All schools, including BCS, proclaim goals of developing college preparatory skills and a certain level of fundamental life skills. Understandably, the portrait of a graduate's character, work ethic, or academic prowess is far from being complete, knowing that one's mind, heart, and overall maturity continues over a lifetime. Scripture provides insight in that even Jesus matured in four areas as described in Luke 2:52. This holistic scriptural maturity paradigm provides a balanced picture, or portrait, for all of us to contemplate. Indeed, the maturity cycle does not end when one receives a diploma, however, there are foundational training strategies that certainly increase the probability of a child internalizing a desired belief system, learning habits, and genuinely living out a Christ-like character trait. Although the primary molder of these "portraits" are the parents, the school's influence plays a significant part. Thus, what does the school aspire to produce? It is our prayer, that our students graduate from BCS with the following foundational desired outcomes -- the Portrait of a BCS Graduate:

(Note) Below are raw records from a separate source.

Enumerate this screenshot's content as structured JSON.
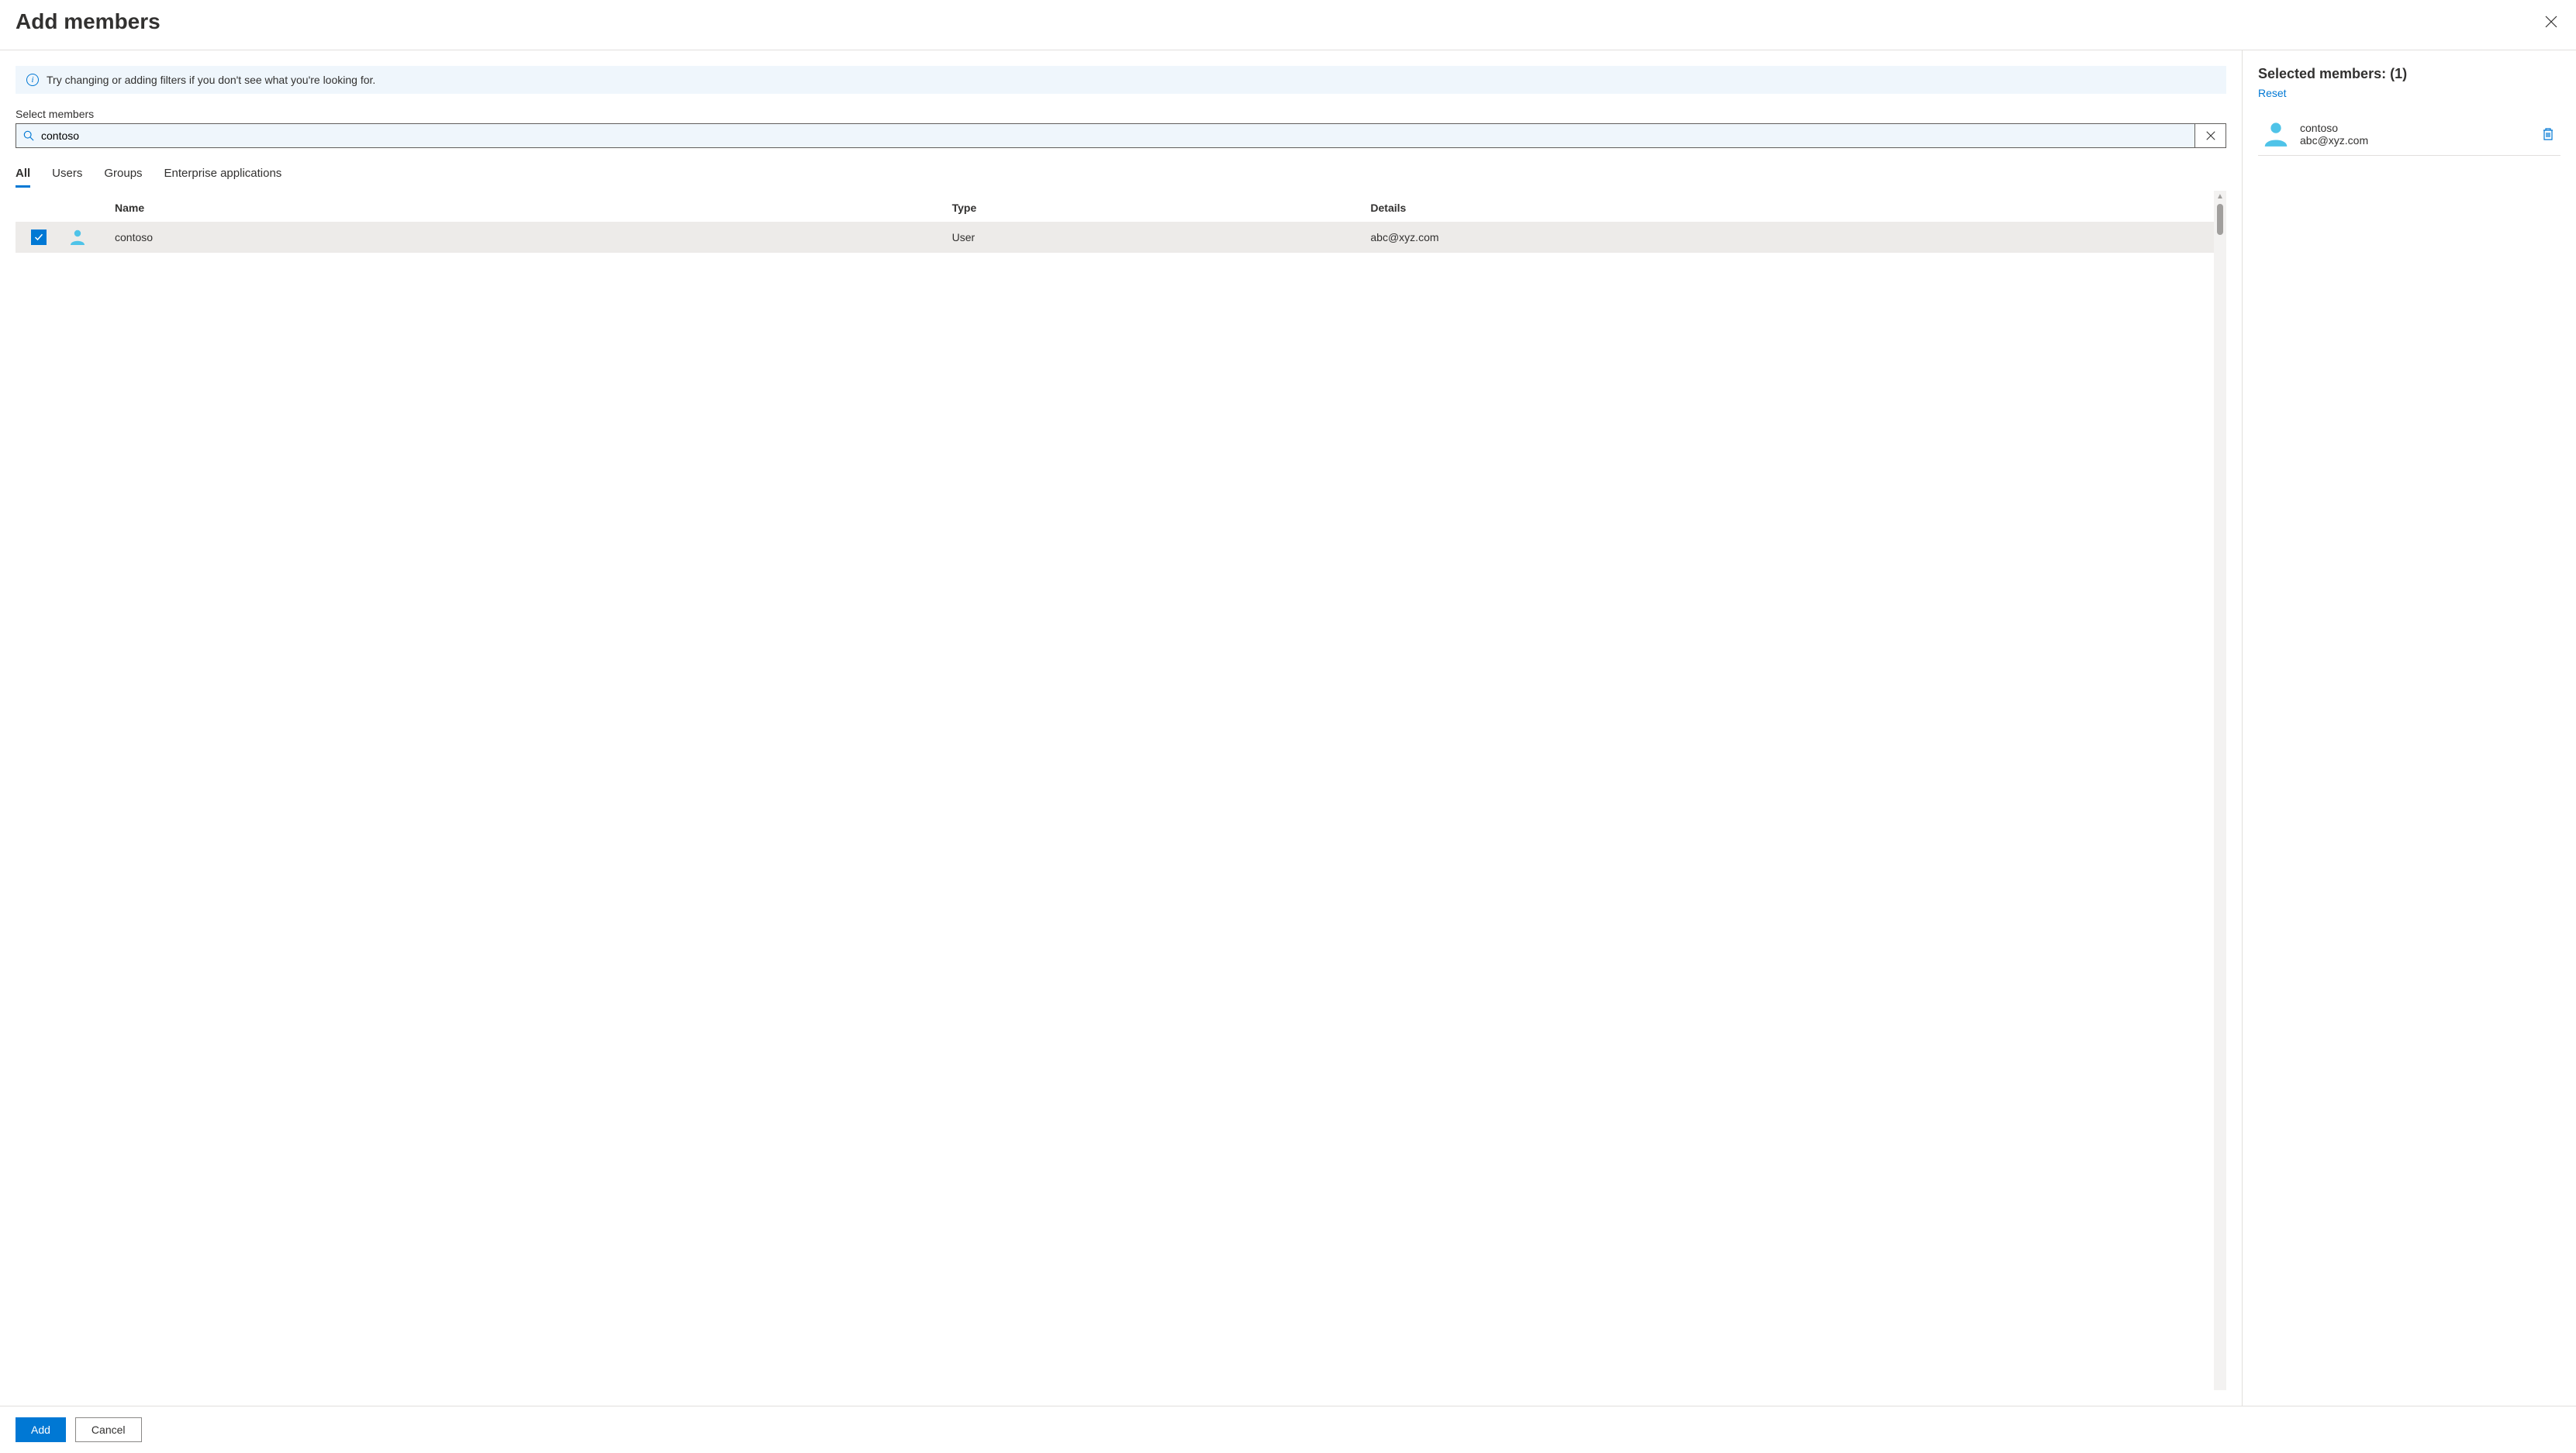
{
  "header": {
    "title": "Add members"
  },
  "info_banner": "Try changing or adding filters if you don't see what you're looking for.",
  "search": {
    "label": "Select members",
    "value": "contoso",
    "placeholder": ""
  },
  "tabs": [
    {
      "label": "All",
      "active": true
    },
    {
      "label": "Users",
      "active": false
    },
    {
      "label": "Groups",
      "active": false
    },
    {
      "label": "Enterprise applications",
      "active": false
    }
  ],
  "columns": {
    "name": "Name",
    "type": "Type",
    "details": "Details"
  },
  "results": [
    {
      "checked": true,
      "name": "contoso",
      "type": "User",
      "details": "abc@xyz.com"
    }
  ],
  "selected": {
    "title_prefix": "Selected members:",
    "count_display": "(1)",
    "reset": "Reset",
    "items": [
      {
        "name": "contoso",
        "details": "abc@xyz.com"
      }
    ]
  },
  "footer": {
    "add": "Add",
    "cancel": "Cancel"
  }
}
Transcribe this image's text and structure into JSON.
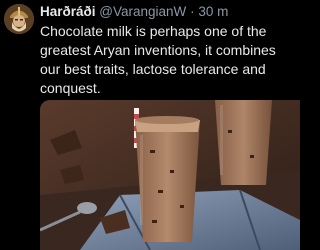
{
  "tweet": {
    "author_name": "Harðráði",
    "author_handle": "@VarangianW",
    "separator": "·",
    "timestamp": "30 m",
    "text": "Chocolate milk is perhaps one of the greatest Aryan inventions, it combines our best traits, lactose tolerance and conquest."
  },
  "colors": {
    "background": "#000000",
    "text": "#e7e9ea",
    "secondary_text": "#8b98a5"
  },
  "icons": {
    "avatar": "warrior-portrait-avatar",
    "media": "chocolate-milk-photo"
  }
}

To fear and respect God (Psalm 33:8) understanding that this is the beginning of wisdom (Proverbs 9:10) and that one's true identity is secure in Christ (Col. 2:9-10). They also continue to develop a balanced and arduous spiritual growth plan as portrayed in Luke 2:52 (to grow in wisdom, stature and in favor with God and with man as Jesus did) so they learn to think as a mature believer (I Cor. 14:20), mature as a Christ-follower and acquire discernment (Hebrews 5:14).
To practice a strong work ethic coupled with an eternal perspective (Col. 3:23) devoting themselves to the work that God has prepared for them (Eph. 2:10). Ad Majorem Dei Gloriam (for God's greater purpose) becomes central to their daily work and service.
To embark upon and seek to continue a rigorous, intellectual path, understanding the importance of developing the mind. Their training prepares them to engage their culture with biblically-sound thoughts, ideas and truth (II Cor. 10:5). The are prepared to give a defense for the hope that lies within them (I Peter 3:15).
To embrace the creative nature of God (Gen. 1:1, Eph. 2:10) and seek to appreciate a wide variety of disciplines of study associated with a strong liberal arts education as the foundation to enter the discussion of the great questions of life (Acts 17). This would be characterized by proven writing, thinking and synthesis skills as well as demonstrated mastery of academic objectives in the humanities (literature and history), mathematics, sciences and Christian doctrine. The study of God's word and the pursuit of understanding the entire narrative describing the Creation, Fall and Redemption story assists in developing an authentic biblical worldview and developing the life habit of taking every thought captive (II Cor. 10:5).
To have a "big picture perspective" of the world and to demonstrate the love and attitude of Christ Jesus to all people. This attitude would be characterized by selflessness, humility and servant-hood (Phil. 2:2-11) and a lifestyle of obedience to seeking first the kingdom of God (Matt. 6:33).